Generali tower inauguration
It’s not the first time ER Productions has been called upon to map lasers across architectural structures, but the monolithic Generali Tower in Milan, part of Zaha Hadid Architects’ CityLife development, is the biggest structure the award-winning laser company has worked on to date.
Ryan Hagan, co-founder of ER Productions, who designed the system and the creative programming platforms comments, “Mapping a Skyscraper with lasers was a first for ER productions and for the laser Industry as far as we know, and we are delighted with the result.”
Due for completion in 2020, Generali is the second of three towers on the site which will eventually crown the expansive shopping, residential, and business district. With a stunning architectural form, the 185-metre tall, 44 storey tower twists as it rises into the sky, which required extra attention during the planning and design stage.

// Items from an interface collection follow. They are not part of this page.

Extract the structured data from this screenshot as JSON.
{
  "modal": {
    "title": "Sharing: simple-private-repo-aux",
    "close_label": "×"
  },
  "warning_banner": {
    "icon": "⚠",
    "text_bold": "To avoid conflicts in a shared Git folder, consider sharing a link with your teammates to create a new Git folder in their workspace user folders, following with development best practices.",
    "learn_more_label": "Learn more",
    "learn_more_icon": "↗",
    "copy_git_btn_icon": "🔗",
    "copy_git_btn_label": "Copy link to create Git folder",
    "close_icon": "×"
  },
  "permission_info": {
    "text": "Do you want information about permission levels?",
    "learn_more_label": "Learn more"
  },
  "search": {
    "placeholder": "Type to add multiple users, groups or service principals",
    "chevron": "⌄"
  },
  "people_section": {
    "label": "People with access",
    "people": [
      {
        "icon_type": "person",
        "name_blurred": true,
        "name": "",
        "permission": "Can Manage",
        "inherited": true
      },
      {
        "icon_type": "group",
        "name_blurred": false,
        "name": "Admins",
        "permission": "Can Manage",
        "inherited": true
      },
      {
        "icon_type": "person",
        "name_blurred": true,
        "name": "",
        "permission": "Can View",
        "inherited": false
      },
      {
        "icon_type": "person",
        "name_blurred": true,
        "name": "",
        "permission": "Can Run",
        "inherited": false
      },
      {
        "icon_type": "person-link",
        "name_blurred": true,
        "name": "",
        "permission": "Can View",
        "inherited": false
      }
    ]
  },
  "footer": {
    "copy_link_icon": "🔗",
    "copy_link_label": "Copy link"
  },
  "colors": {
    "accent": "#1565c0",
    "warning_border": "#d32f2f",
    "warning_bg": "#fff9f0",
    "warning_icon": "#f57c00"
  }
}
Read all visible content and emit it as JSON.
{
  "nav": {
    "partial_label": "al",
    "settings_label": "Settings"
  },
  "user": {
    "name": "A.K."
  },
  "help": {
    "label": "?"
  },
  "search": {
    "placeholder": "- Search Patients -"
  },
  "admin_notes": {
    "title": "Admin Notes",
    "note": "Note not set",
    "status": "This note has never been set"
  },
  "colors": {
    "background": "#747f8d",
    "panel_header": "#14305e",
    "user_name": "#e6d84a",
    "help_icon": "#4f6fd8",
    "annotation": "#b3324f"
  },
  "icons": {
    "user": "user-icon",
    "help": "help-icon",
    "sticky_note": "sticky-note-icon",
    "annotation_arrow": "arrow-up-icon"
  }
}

To bring the huge structure to life, ER Productions designed a laser system comprised of twenty-four 30-Watt RGB Phaenon Pro 30000 units. At FOH, 12 fixtures mapped the linear steel structures on the exterior of the building’s façade; with 6 units located on the lower curved portion of the structure and 6 at the upper end, all focussed to create a single projection surface.
On the reverse side of the building, the laser mapping followed the same principle as the front of the building but had a slightly different projection set up with two individual focal points.
All three projection sites were connected to FOH using via 1.2km fibre optic cable. With 48 projection zones located on each side, Hagan and his team could adjust the lasers to follow the curves of the building.
Hagan went on to say, “The software we use is so versatile, programming is less challenging than lining-up each individual fixture, which took 3 nights to complete.
When it came to programming, we used the Universe feature in Beyond to knit all the projection zones together and create 1 large projection surface, which enabled us to run shapes, colours, and even video content across the building’s entire surface.”